KLADNO, Czech Republic – Every sports legend has got one. Whether it’s Wayne Gretzky, Michael Jordan, Johan Cruyff or Roger Federer, each of them holds a soft spot for their roots.
The same holds true for Jaromir Jagr. The Czech forward has reached eternal stardom in his country, and the bond between him and his hometown Kladno has always been deep.
For years it has been speculated that Jagr would come full circle and return to HC Kladno, the club where he began his hockey career. This speculation was fuelled in part by quotes from the player himself. In the past year, as Jagr’s future was up in the air, Kladno fans grew more and more excited by the possibility of their top export returning to his home arena.
Jagr has always been unpredictable to say the least, countless goaltenders can attest to that. After flirting with leaving the NHL for Russia, Jagr was one of the first big names to sign for a KHL team (Avangard Omsk) in 2008. After each season he was rumoured to go back to the NHL, but only after a stellar World Championship performance last May did he feel ready.
What followed were weeks of media speculation, with nearly every newspaper claiming to have the scoop where Jagr would sign. It was first proposed that Jagr would return to the Pittsburgh Penguins, others stated he’d surely sign with the Detroit Red Wings. Later on it seemed that the Montreal Canadiens had won the race for his signature, but Jagr wouldn’t be Jagr if he didn’t go against the grain and decide to wear the orange colours of the Philadelphia Flyers.
The news, however, did not mean Kladno faithfuls were left in the dark. With the team having struggled in the Extraliga in recent seasons, Jagr decided last month to acquire a majority stake in the club where he began his pro career. The news came at a time of rumours that the club might be forced to sell its license and relocate in order to keep its head above the water, after their main sponsor decided not to extend its contract.
“One week after the World Championships I learned that the team might be forced to relocate to another city and top hockey in Kladno would be a thing of the past,” said Jagr. “I then knew I had no other choice than to step in,”
Jagr now holds roughly 70% of the shares and the city of Kladno the other 30%. Apart from nostalgic feelings, Jagr also had a personal interest in saving his club, as his father has been the club’s president for several years.
Soon after the news was announced, Jagr’s impact could immediately be felt.

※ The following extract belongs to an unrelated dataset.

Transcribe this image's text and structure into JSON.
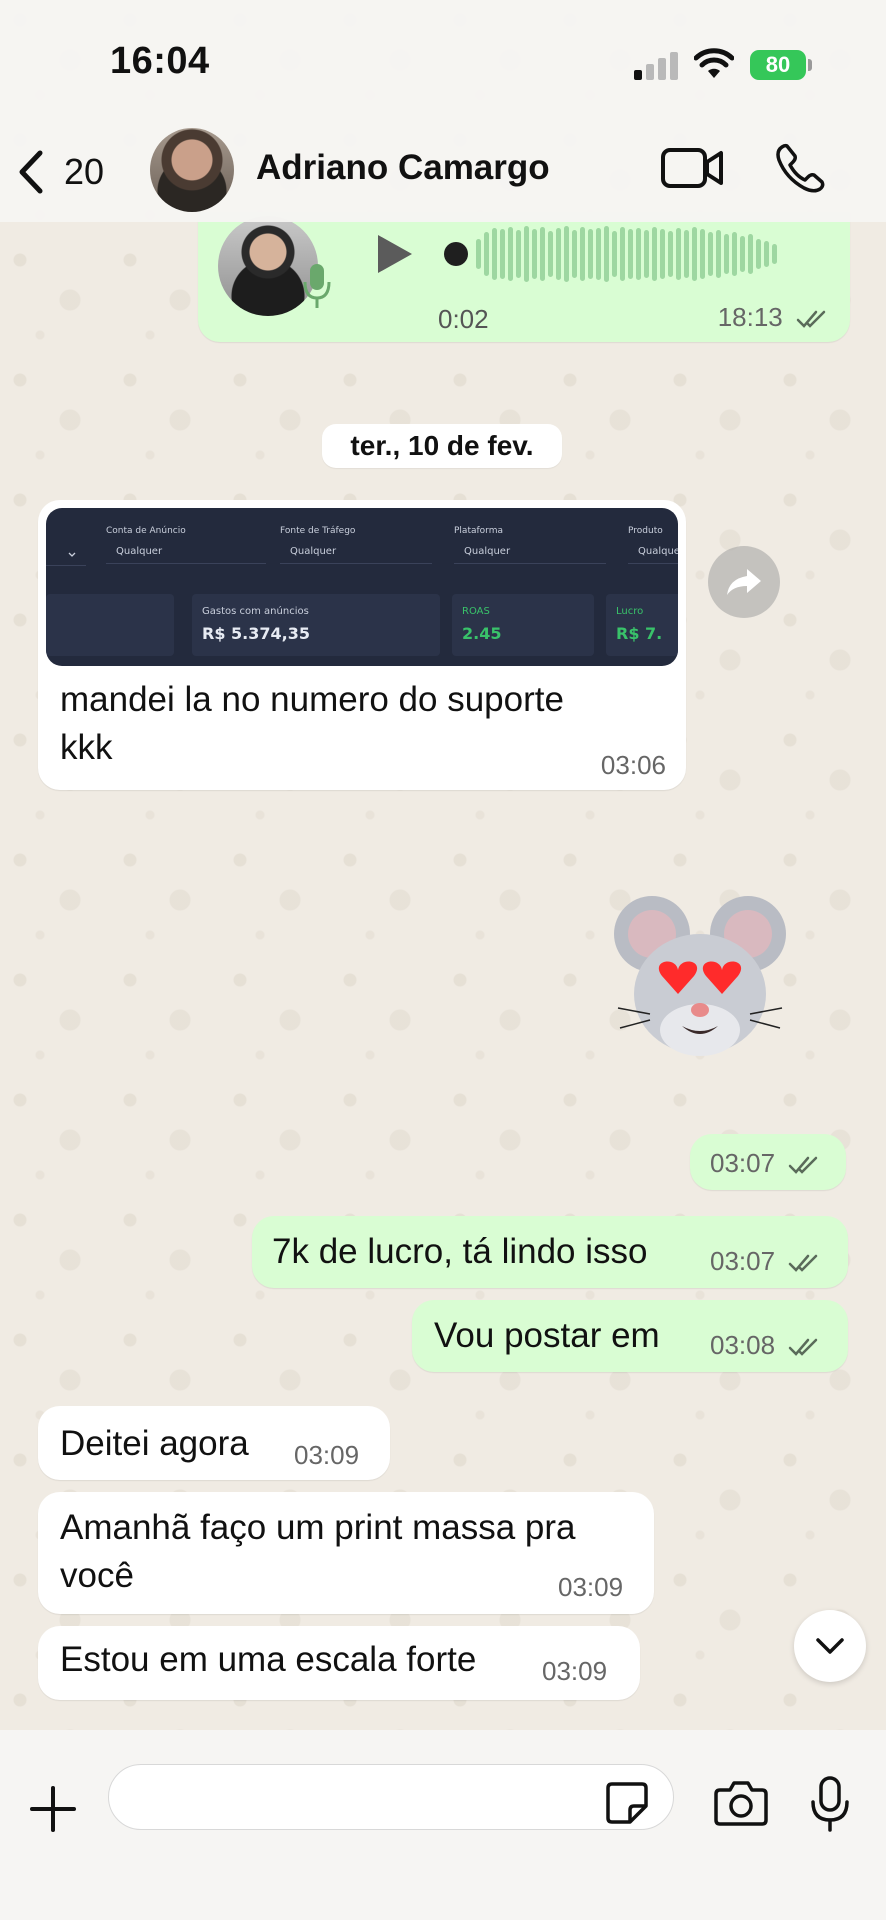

National lottery company Sazka knocked on the door to sponsor the team and a lucrative contract was signed, meaning the team could operate in the 2011-12 Extraliga.
A season without top hockey in Kladno would have been hard to imagine. Despite being just a town of 70,000 people, mainly steel workers, the city has delivered more than its share of hockey talent. Apart from Jagr, the youth system also developed star players like Patrik Elias, Tomas Plekanec, Tomas Kaberle, Pavel Patera, Tomas Vokoun and Ondrej Pavelec.
But a glorious past doesn’t guarantee a bright future. As the Kladno star had faded Jagr decided the team needed a fresh start. Part of the new image was to come up with a new team name. Much like HC Plzen (Indians) did after Martin Straka’s successful return, Jagr and team management unveiled the team’s new logo and name. On September 18, the Knights of Kladno hit the ice in a 3-2 win over HC Sparta Prague.
One might wonder why this name was chosen, as knights usually come by horse and these animals are not considered perfect skaters.
Jagr explains: “A knight is honest, brave, never gives up and respects others and always plays fair. Ideally we would have asked the fans to come up with a new name but we really lacked time. I think that 'Knights' is just perfect and suits our team and style. Hopefully the people will enjoy our games and go home satisfied.”
The new owner now has to grow into a new role, one that demands countless responsibilities, all the while dealing with a rigorous 82-game NHL schedule and helping the Flyers get to the Stanley Cup. Jagr's former teammate and NHL Hall of Famer Mario Lemieux could serve as an example, having played for the Penguins while owning the team from 2000 to 2006.
However Jagr's situation is a bit different. How does one manage a team while playing and living in another continent with a different time zone?
“Each new job is difficult. I hope to watch as many games of the team live via internet, but for the daily business I’ve accompanied myself with highly capable people,” Jagr said.
“We divided the work and so far they’ve been doing a great job in Kladno. If not then I’ll have to come back, although that might not be a good option on second thought thinking of the nine hour flight,” he joked.
While Jagr is getting ready for the upcoming NHL season he has been actively involved this summer with on and off-ice activities around the club. “I’ve given the people some advice on tactics, systems and player development but the coaches have the final word. They should be able to transform the team to become one Czech’s top teams again.”
The only outstanding burning question is when the commander of the Knights will come home to strengthen his own troops. Jagr has vowed to make his return for years and once again confirmed it.
“I am positive I will return and can help the team capture a league title,” he said. “I think that in two years’ time I’ll be ready to play for Kladno if I can stay healthy.”
Until that moment the Knights will battle in their quest for Extraliga hockey survival. Bottom-dwellers in the standings a season ago, they sit in the middle of the pack with four wins and four losses.